Tip #3 – Share your grief

Losing a pet is hard for everyone. It’s okay to show your emotions and cry with your child. This will show your child that it’s okay to show their emotions, it’s normal to feel upset and that they are not alone in their grief.

Tip #4 – Allow questions

It’s natural for children to have questions about death, and it’s important that you allow your child to ask any questions he or she might have, and to answer them as honestly as possible while still remaining sensitive (refer back to tip #1).

Tip #5 – If the death is expected, prepare your child

Sometimes, we know that it’s almost time for our beloved pet to cross over the Rainbow Bridge. If you find yourself in this situation, it is better to prepare your child for the fact that the animal will soon die rather than having it to come as a shock. Allow your child to say goodbye.

#Tip 6 – Allow your child to say goodbye in their own way

Once your pet has passed away, offer your child choices about how and if he or she would like to say goodbye and remember the fur member of your family that has passed away. Include them in decisions around memorials. They might even like to write a goodbye letter to your pet or have a small burial service. Help your child to remember the happy memories, too. A fun way to do this can be making picture collages or scrapbooks.

Final Thoughts

While it can be easy to leap back into pet ownership as a way to help with the grief, it is generally recommended to wait a while and let yourself experience the full range of emotions before buying a new pet. Give yourself time – when the time is truly right, you’ll know.

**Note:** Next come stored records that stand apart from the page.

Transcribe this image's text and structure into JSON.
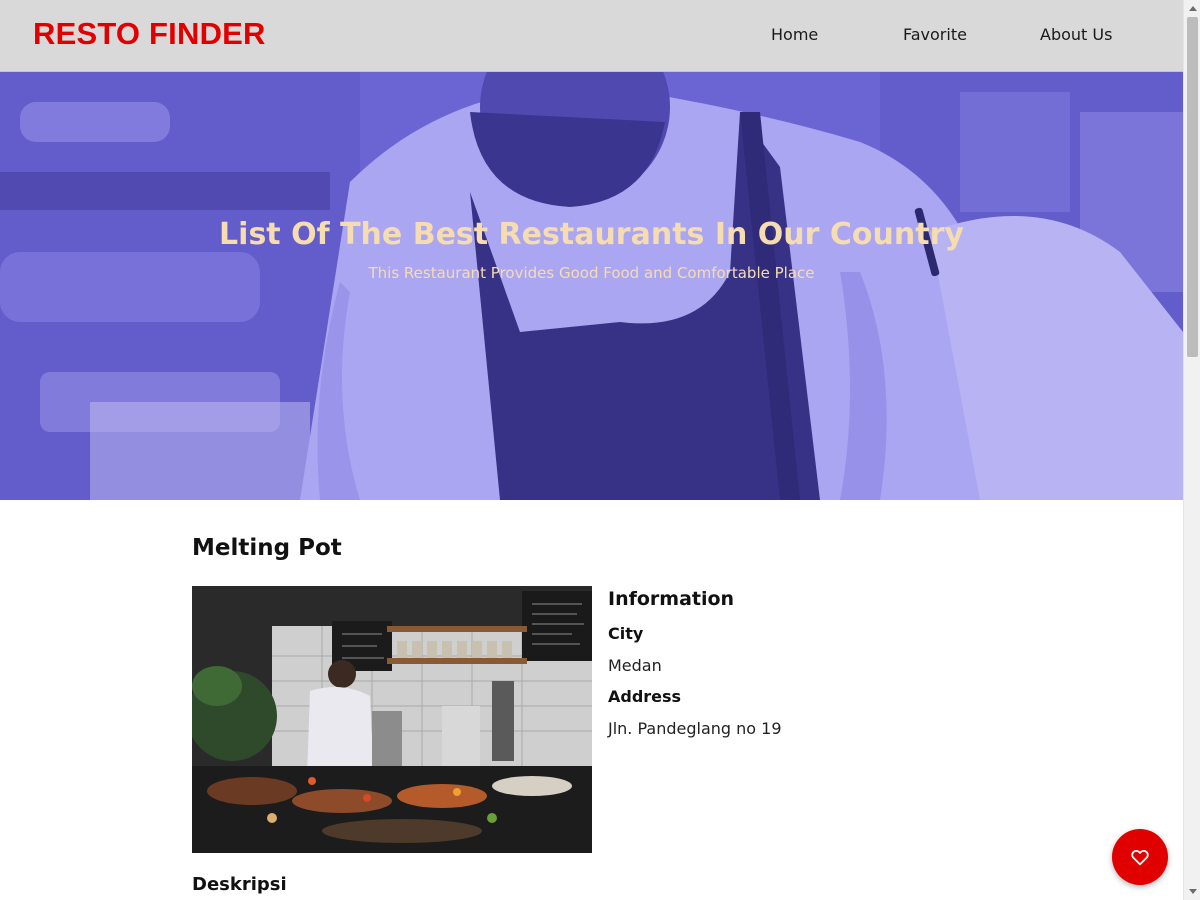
{
  "header": {
    "brand": "RESTO FINDER",
    "nav": [
      "Home",
      "Favorite",
      "About Us"
    ]
  },
  "hero": {
    "title": "List Of The Best Restaurants In Our Country",
    "subtitle": "This Restaurant Provides Good Food and Comfortable Place"
  },
  "restaurant": {
    "name": "Melting Pot",
    "info_heading": "Information",
    "city_label": "City",
    "city": "Medan",
    "address_label": "Address",
    "address": "Jln. Pandeglang no 19",
    "description_heading": "Deskripsi"
  },
  "favorite_button": {
    "icon": "heart-outline-icon"
  },
  "colors": {
    "brand": "#e00000",
    "navbar": "#d9d9d9",
    "hero_tint": "#6e67d6",
    "hero_text": "#f6dcb1"
  }
}
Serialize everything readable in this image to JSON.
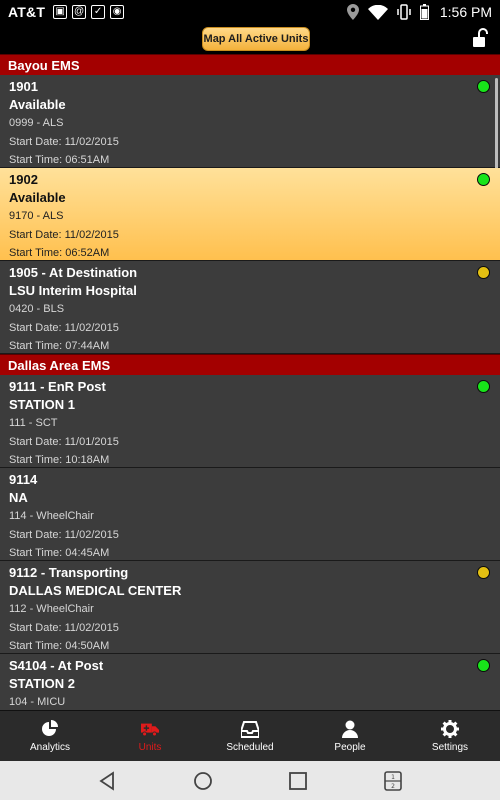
{
  "status_bar": {
    "carrier": "AT&T",
    "time": "1:56 PM",
    "icons": [
      "photo-icon",
      "at-icon",
      "checkbox-icon",
      "camera-icon",
      "location-icon",
      "wifi-icon",
      "vibrate-icon",
      "battery-icon"
    ]
  },
  "action_bar": {
    "map_button_label": "Map All Active Units",
    "lock_icon": "unlock-icon"
  },
  "groups": [
    {
      "name": "Bayou EMS",
      "units": [
        {
          "line1": "1901",
          "line2": "Available",
          "line3": "0999 - ALS",
          "line4": "Start Date: 11/02/2015",
          "line5": "Start Time: 06:51AM",
          "status_color": "green",
          "selected": false
        },
        {
          "line1": "1902",
          "line2": "Available",
          "line3": "9170 - ALS",
          "line4": "Start Date: 11/02/2015",
          "line5": "Start Time: 06:52AM",
          "status_color": "green",
          "selected": true
        },
        {
          "line1": "1905 - At Destination",
          "line2": "LSU Interim Hospital",
          "line3": "0420 - BLS",
          "line4": "Start Date: 11/02/2015",
          "line5": "Start Time: 07:44AM",
          "status_color": "yellow",
          "selected": false
        }
      ]
    },
    {
      "name": "Dallas Area EMS",
      "units": [
        {
          "line1": "9111 - EnR Post",
          "line2": "STATION 1",
          "line3": "111 - SCT",
          "line4": "Start Date: 11/01/2015",
          "line5": "Start Time: 10:18AM",
          "status_color": "green",
          "selected": false
        },
        {
          "line1": "9114",
          "line2": "NA",
          "line3": "114 - WheelChair",
          "line4": "Start Date: 11/02/2015",
          "line5": "Start Time: 04:45AM",
          "status_color": "none",
          "selected": false
        },
        {
          "line1": "9112 - Transporting",
          "line2": "DALLAS MEDICAL CENTER",
          "line3": "112 - WheelChair",
          "line4": "Start Date: 11/02/2015",
          "line5": "Start Time: 04:50AM",
          "status_color": "yellow",
          "selected": false
        },
        {
          "line1": "S4104 - At Post",
          "line2": "STATION 2",
          "line3": "104 - MICU",
          "line4": "",
          "line5": "",
          "status_color": "green",
          "selected": false
        }
      ]
    }
  ],
  "colors": {
    "section_header": "#a30000",
    "selected_row": "#ffc04e",
    "status_green": "#18e51a",
    "status_yellow": "#e4c012",
    "active_tab": "#e01b1b"
  },
  "tabs": [
    {
      "label": "Analytics",
      "icon": "pie-chart-icon",
      "active": false
    },
    {
      "label": "Units",
      "icon": "ambulance-icon",
      "active": true
    },
    {
      "label": "Scheduled",
      "icon": "inbox-icon",
      "active": false
    },
    {
      "label": "People",
      "icon": "person-icon",
      "active": false
    },
    {
      "label": "Settings",
      "icon": "gear-icon",
      "active": false
    }
  ],
  "nav_bar": {
    "icons": [
      "back-icon",
      "home-icon",
      "recents-icon",
      "dual-window-icon"
    ],
    "dual_window_text": "1\n2"
  }
}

There is no right or wrong way to grieve for a pet, and there is no shame for reaching out for help for you or your child if it is needed. If you feel like some extra support may be needed during your time of grief, the following organisations can help:

Lifeline: 13 11 14
Beyond Blue: 1300 22 4636
Kids Helpline: 1800 55 1800
Pets and People 24 hour pet loss support line: 1300 431 450